Lexical note: “Chicken” is Havi Brooks’s deliberate corruption of “check-in,” because that just sounds too corporate, like something you owe your overlord before you can leave on Friday. A chicken is just … lighter. Fluffier, you might even say.
Like Sunday lunch, the Chicken is best enjoyed with a small crowd. I do my Chickening with a group of sister entrepreneurs, in an intimate online forum.
How to Chicken
Every week, one of us finds a goofy chicken image on the internet, and posts it with a slightly ridiculous reminder that it’s time to offer your weekly review.
We use a bullet-list format of positive events, negative events, and what we’re looking forward to (or not looking forward to, but are perhaps braced for) in the week ahead. We will often (optionally!) use themely category names, such as:
- Rainy Days, Silver Linings, and May the Wind Blow In
- Plain Sailing, The Swamp, and Leaving the Harbor
- The Good Place, The Bad Place, Asking Janet for Encouragement
- (and continuing with the Good Place theme) Welcome! Everything is fine; Royally Forked; DEREK DEREK DEREK
- The Juiciest, Sweetest Plum; The Most Disappointing Mealy, Flavorless Plum; More Plums Please!
So you can see we’re pretty dualistic. Winning good! Losing bad! We loved this; that other thing was a disaster. The weekly Chicken isn’t a path to enlightenment. It doesn’t ask us to be grateful for our difficulties, or to make lemonade from lemons before we’re ready. The Chicken is an appreciation of life’s pageant, both the parts we welcome and the parts we can’t avoid.
The Silent Retreat
Speaking of parts we’d rather avoid, an important Chicken side dish is the Silent Retreat, another Havi Brooks coinage. (She has a gift.) This is the little dodge in which you acknowledge something happened, but redact the particulars. So for example, in my personal-use Chicken, which I keep on my computer, I might write:
I went to Geoff’s costume party in lederhosen and when I did the Time Warp™ in them, the seat ripped, so everybody saw my Fighting Irish leprechaun skivvies and I’m afraid there may be evidence posted on social media but I’m too humiliated to look. (If you’re thinking this kinda sounds like an example from my real life, you’re wrong. I did not attend Notre Dame!)

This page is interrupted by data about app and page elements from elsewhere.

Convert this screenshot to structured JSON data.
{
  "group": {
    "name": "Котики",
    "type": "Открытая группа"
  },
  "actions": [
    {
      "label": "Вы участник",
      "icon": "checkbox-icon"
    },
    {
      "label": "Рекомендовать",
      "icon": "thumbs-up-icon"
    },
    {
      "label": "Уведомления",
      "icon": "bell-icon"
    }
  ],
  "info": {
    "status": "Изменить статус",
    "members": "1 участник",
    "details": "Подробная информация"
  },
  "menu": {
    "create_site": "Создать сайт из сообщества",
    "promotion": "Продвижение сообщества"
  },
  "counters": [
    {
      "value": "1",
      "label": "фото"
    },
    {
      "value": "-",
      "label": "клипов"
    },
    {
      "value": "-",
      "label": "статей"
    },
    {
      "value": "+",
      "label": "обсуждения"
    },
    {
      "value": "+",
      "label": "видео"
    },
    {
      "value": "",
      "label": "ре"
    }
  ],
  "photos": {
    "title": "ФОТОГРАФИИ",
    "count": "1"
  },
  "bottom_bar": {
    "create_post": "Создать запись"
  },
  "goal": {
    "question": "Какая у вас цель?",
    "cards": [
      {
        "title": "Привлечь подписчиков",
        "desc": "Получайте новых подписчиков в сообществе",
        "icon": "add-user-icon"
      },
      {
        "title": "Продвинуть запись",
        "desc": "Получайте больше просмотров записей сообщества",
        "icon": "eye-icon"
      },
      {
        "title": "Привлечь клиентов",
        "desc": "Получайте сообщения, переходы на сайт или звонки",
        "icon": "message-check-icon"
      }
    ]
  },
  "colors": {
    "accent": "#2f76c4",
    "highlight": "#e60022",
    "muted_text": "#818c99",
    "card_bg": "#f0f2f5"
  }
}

But for the group, I would take a Silent Retreat on some aspects by posting an item peppered with initials, aliases and vague notions inside brackets:
Went to G’s [big event] where [seriously embarrassing thing] happened, and I’m not sure when it’ll be safe to leave my house.
My friends don’t need the details to be compassionate in their responses. They might make reassuring comments, or show their solidarity with little fist-shaking emoji, or with some beating hearts. When I post my woes, everyone feels less alone in theirs.
And where life has gone well, and we have things to brag about, we all cheer, and respond with triumphant Oprah gifs. (YOU get a car! and YOU get a car!) We’re there to party or commiserate, as needed.
But mainly, we’re there to witness each other.
There have been times when I have Chickened quite late in the week. There have been weeks when I have cried I don’t have tiiiime to Chicken! Then one week I realized what I was actually saying: that I didn’t have time to be a witness to my own life. And you know what? That’s never true.
We may not have time—or the inclination—for a whole memoir, but a few minutes each week acknowledging the hard times and the good is time well spent. To care for ourselves is to see, to witness, and to be present. But to Chicken with a group of compassionate external witnesses is to practice self-care with friends, and that is the some of the most fun self-care a person can have.